I really enjoyed creating this comic because it allowed me to illustrate a story very personal to the way I write today. By depicting the overall concept of my Literacy Narrative 1, I was able to look at it from another perspective that to me was more engaging. In my Literacy Narrative 2, A Poem About Poetry, I look at my journey from not writing anything and disliking my English assignments to sharing my poetry on public platforms. The feedback that I got on our rough draft day was very positive and helpful in creating my final draft. My peers suggested that I really bring the imagery to life as well as find a way to enhance the flow of the comic.

On page 2 I have the phrase “beautiful poetry” going into the characters ear from outside the panel. This panel signified how I would watch poetry but never to write it. I decided to bridge the panels together by creating a loop. On page 3, in the last panel I’m the one creating the “beautiful poetry” that will hopefully be going to people’s ears.

Literacy Narrative Reflection

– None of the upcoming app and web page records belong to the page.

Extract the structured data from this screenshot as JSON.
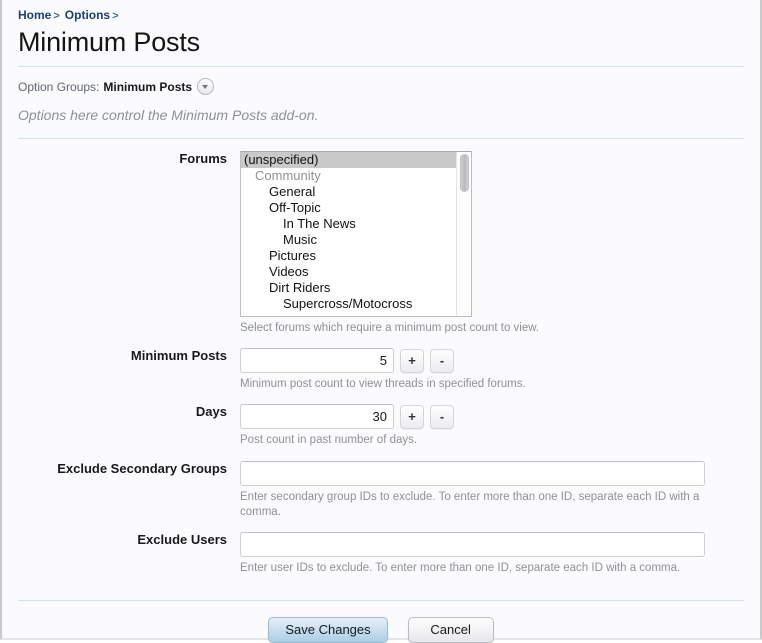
{
  "breadcrumb": {
    "items": [
      {
        "label": "Home",
        "sep": ">"
      },
      {
        "label": "Options",
        "sep": ">"
      }
    ]
  },
  "header": {
    "title": "Minimum Posts"
  },
  "option_groups": {
    "label": "Option Groups:",
    "value": "Minimum Posts",
    "dropdown_icon": "chevron-down-icon"
  },
  "subtitle": "Options here control the Minimum Posts add-on.",
  "form": {
    "forums": {
      "label": "Forums",
      "hint": "Select forums which require a minimum post count to view.",
      "options": [
        {
          "text": "(unspecified)",
          "depth": 0,
          "selected": true,
          "group": false
        },
        {
          "text": "Community",
          "depth": 1,
          "selected": false,
          "group": true
        },
        {
          "text": "General",
          "depth": 2,
          "selected": false,
          "group": false
        },
        {
          "text": "Off-Topic",
          "depth": 2,
          "selected": false,
          "group": false
        },
        {
          "text": "In The News",
          "depth": 3,
          "selected": false,
          "group": false
        },
        {
          "text": "Music",
          "depth": 3,
          "selected": false,
          "group": false
        },
        {
          "text": "Pictures",
          "depth": 2,
          "selected": false,
          "group": false
        },
        {
          "text": "Videos",
          "depth": 2,
          "selected": false,
          "group": false
        },
        {
          "text": "Dirt Riders",
          "depth": 2,
          "selected": false,
          "group": false
        },
        {
          "text": "Supercross/Motocross",
          "depth": 3,
          "selected": false,
          "group": false
        }
      ]
    },
    "minimum_posts": {
      "label": "Minimum Posts",
      "value": "5",
      "placeholder": "",
      "hint": "Minimum post count to view threads in specified forums.",
      "increment_label": "+",
      "decrement_label": "-"
    },
    "days": {
      "label": "Days",
      "value": "30",
      "placeholder": "",
      "hint": "Post count in past number of days.",
      "increment_label": "+",
      "decrement_label": "-"
    },
    "exclude_secondary_groups": {
      "label": "Exclude Secondary Groups",
      "value": "",
      "placeholder": "",
      "hint": "Enter secondary group IDs to exclude. To enter more than one ID, separate each ID with a comma."
    },
    "exclude_users": {
      "label": "Exclude Users",
      "value": "",
      "placeholder": "",
      "hint": "Enter user IDs to exclude. To enter more than one ID, separate each ID with a comma."
    }
  },
  "footer": {
    "save_label": "Save Changes",
    "cancel_label": "Cancel"
  },
  "colors": {
    "link": "#1b3f73",
    "divider": "#cfe3f0",
    "hint": "#8c9198",
    "selection": "#c9c9c9",
    "primary_button": "#a9cde6"
  }
}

This week I submitted my final Literacy Narrative comic. Last week, during peer review, I received comments telling me to focus more on the dichotomy between Math and English. As a result, I changed my final page to include an award in English, revealing how I overcame my struggles in English class. I also received feedback telling me to utilize the frames to depict sudden changes in mood and tone. As a result I included panels that were zoomed in on characters faces.